● **Given records**:

- - -

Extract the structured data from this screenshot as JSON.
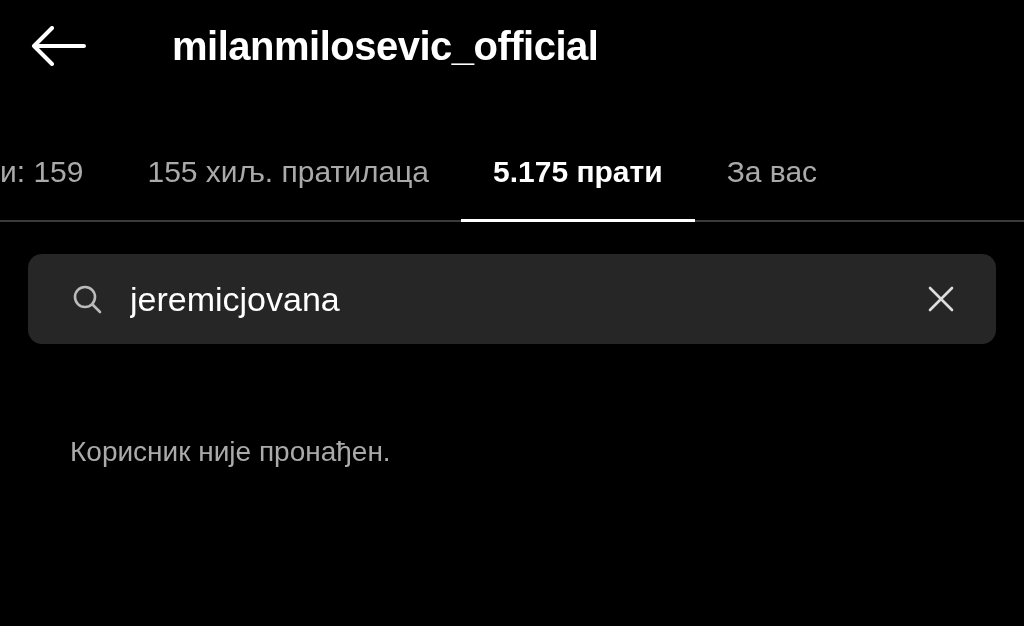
{
  "header": {
    "title": "milanmilosevic_official"
  },
  "tabs": [
    {
      "label": "и: 159",
      "selected": false
    },
    {
      "label": "155 хиљ. пратилаца",
      "selected": false
    },
    {
      "label": "5.175 прати",
      "selected": true
    },
    {
      "label": "За вас",
      "selected": false
    }
  ],
  "search": {
    "value": "jeremicjovana"
  },
  "message": "Корисник није пронађен."
}
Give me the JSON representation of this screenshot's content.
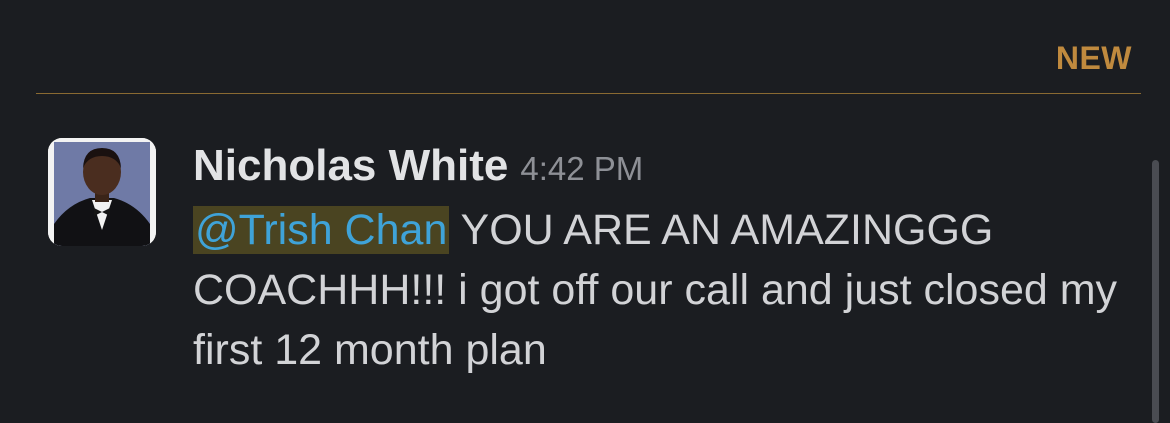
{
  "divider": {
    "label": "NEW"
  },
  "message": {
    "author": "Nicholas White",
    "timestamp": "4:42 PM",
    "mention": "@Trish Chan",
    "text": " YOU ARE AN AMAZINGGG COACHHH!!! i got off our call and just closed my first 12 month plan"
  },
  "colors": {
    "background": "#1b1d21",
    "new_accent": "#c08a3e",
    "mention_text": "#3fa3d8",
    "mention_highlight": "#4a4421"
  }
}
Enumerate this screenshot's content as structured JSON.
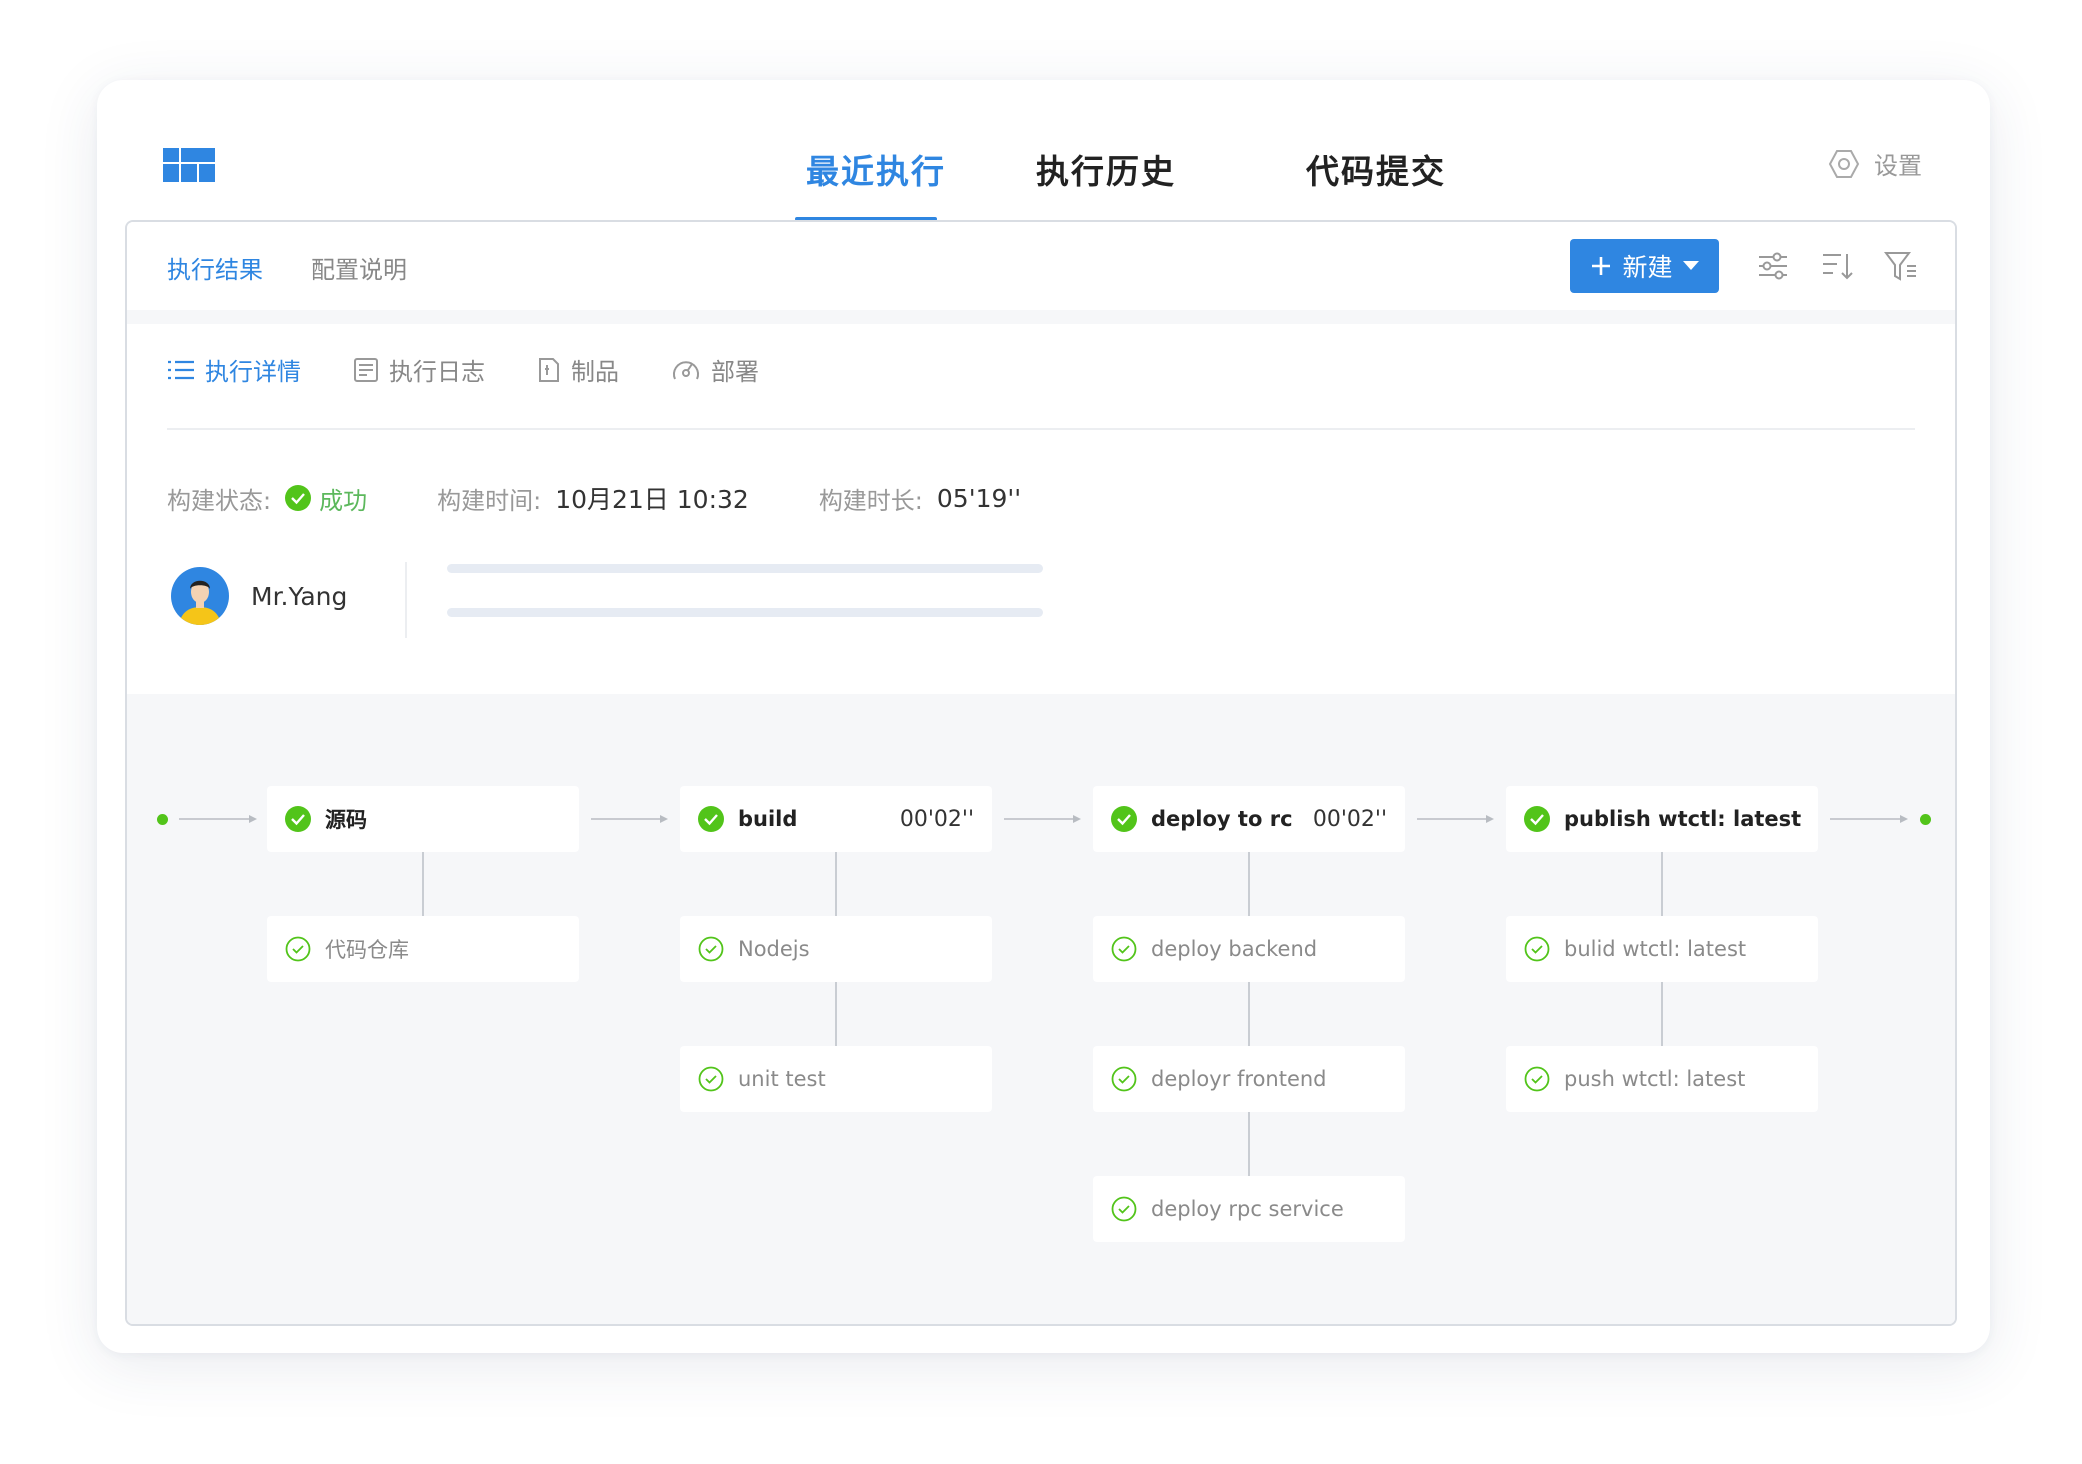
{
  "topnav": {
    "tabs": [
      "最近执行",
      "执行历史",
      "代码提交"
    ],
    "active": 0,
    "settings_label": "设置"
  },
  "subbar": {
    "tabs": [
      "执行结果",
      "配置说明"
    ],
    "active": 0,
    "new_button": "新建"
  },
  "detail_tabs": [
    "执行详情",
    "执行日志",
    "制品",
    "部署"
  ],
  "build_info": {
    "status_label": "构建状态:",
    "status_value": "成功",
    "time_label": "构建时间:",
    "time_value": "10月21日 10:32",
    "duration_label": "构建时长:",
    "duration_value": "05'19''"
  },
  "user": {
    "name": "Mr.Yang"
  },
  "colors": {
    "accent": "#2f86e1",
    "success": "#52c41a"
  },
  "pipeline": {
    "stages": [
      {
        "title": "源码",
        "duration": "",
        "steps": [
          "代码仓库"
        ]
      },
      {
        "title": "build",
        "duration": "00'02''",
        "steps": [
          "Nodejs",
          "unit test"
        ]
      },
      {
        "title": "deploy to rc",
        "duration": "00'02''",
        "steps": [
          "deploy backend",
          "deployr frontend",
          "deploy rpc service"
        ]
      },
      {
        "title": "publish wtctl: latest",
        "duration": "",
        "steps": [
          "bulid wtctl: latest",
          "push wtctl: latest"
        ]
      }
    ]
  }
}
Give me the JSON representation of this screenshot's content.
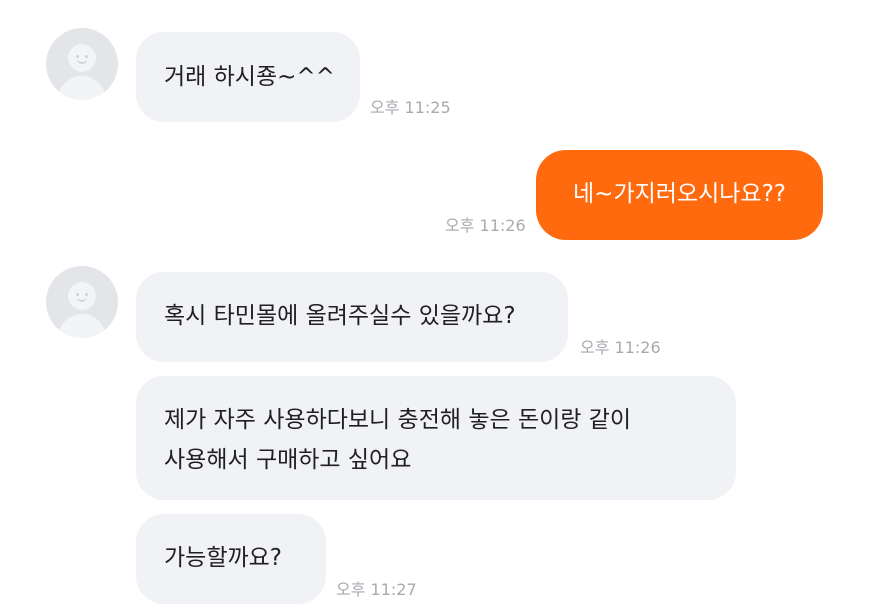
{
  "chat": {
    "messages": [
      {
        "sender": "other",
        "text": "거래 하시죵~^^",
        "time": "오후 11:25"
      },
      {
        "sender": "me",
        "text": "네~가지러오시나요??",
        "time": "오후 11:26"
      },
      {
        "sender": "other",
        "text": "혹시 타민몰에 올려주실수 있을까요?",
        "time": "오후 11:26"
      },
      {
        "sender": "other",
        "line1": "제가 자주 사용하다보니 충전해 놓은 돈이랑 같이",
        "line2": "사용해서 구매하고 싶어요"
      },
      {
        "sender": "other",
        "text": "가능할까요?",
        "time": "오후 11:27"
      }
    ]
  },
  "colors": {
    "outgoing_bubble": "#ff6a0f",
    "incoming_bubble": "#f1f2f5",
    "timestamp": "#a9aab0",
    "avatar_bg": "#e4e5e9"
  },
  "icons": {
    "avatar": "default-profile-avatar-icon"
  }
}
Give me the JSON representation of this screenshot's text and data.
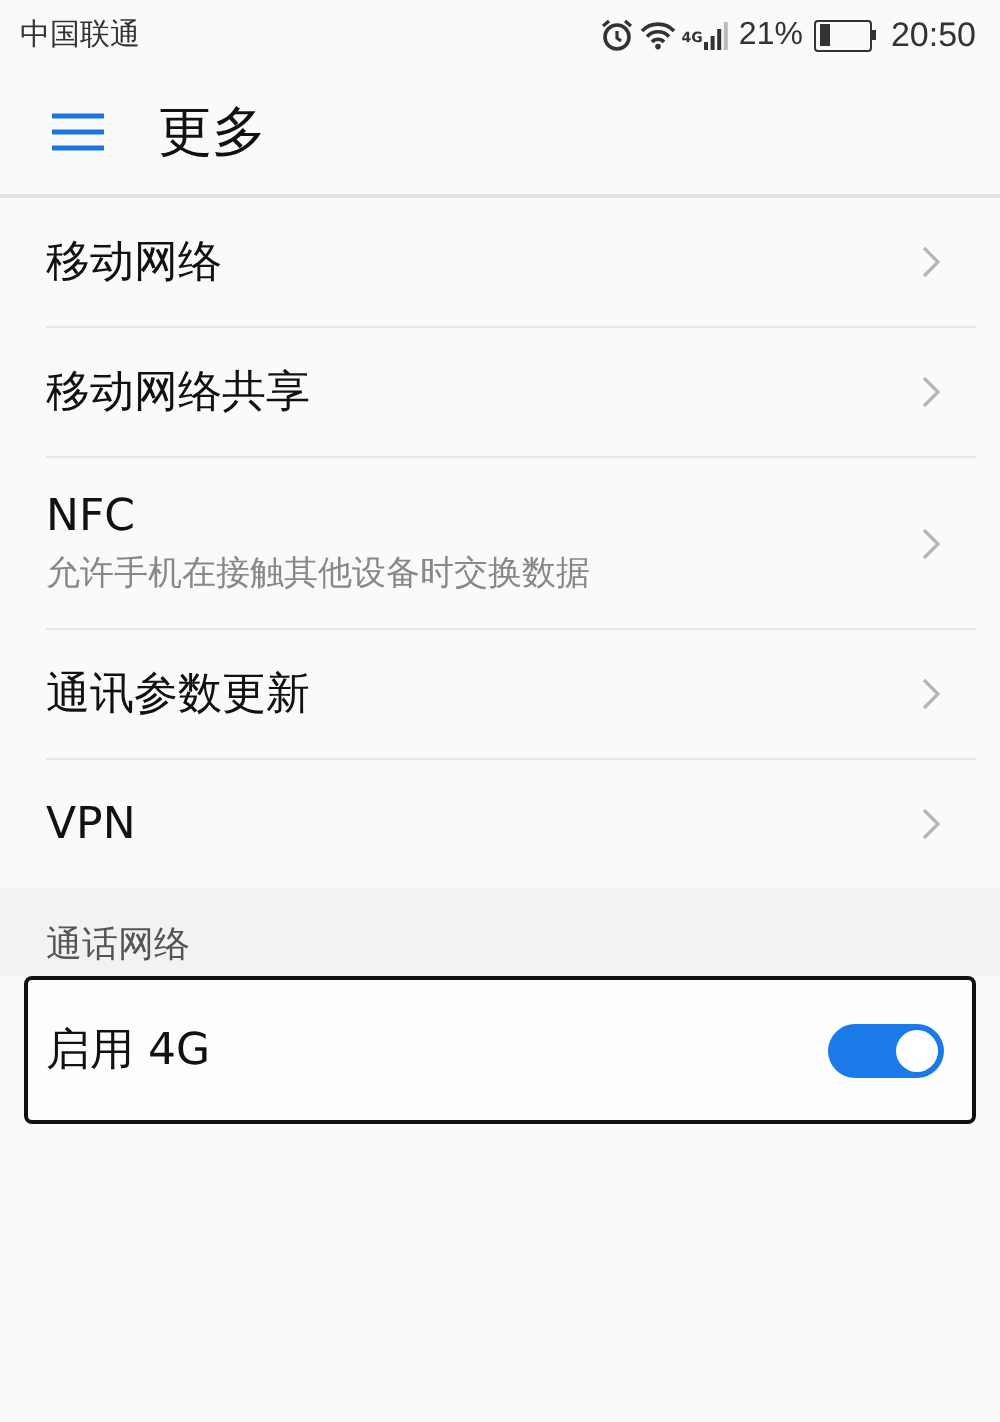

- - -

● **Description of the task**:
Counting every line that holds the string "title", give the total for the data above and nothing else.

● **Solution to the problem**:
5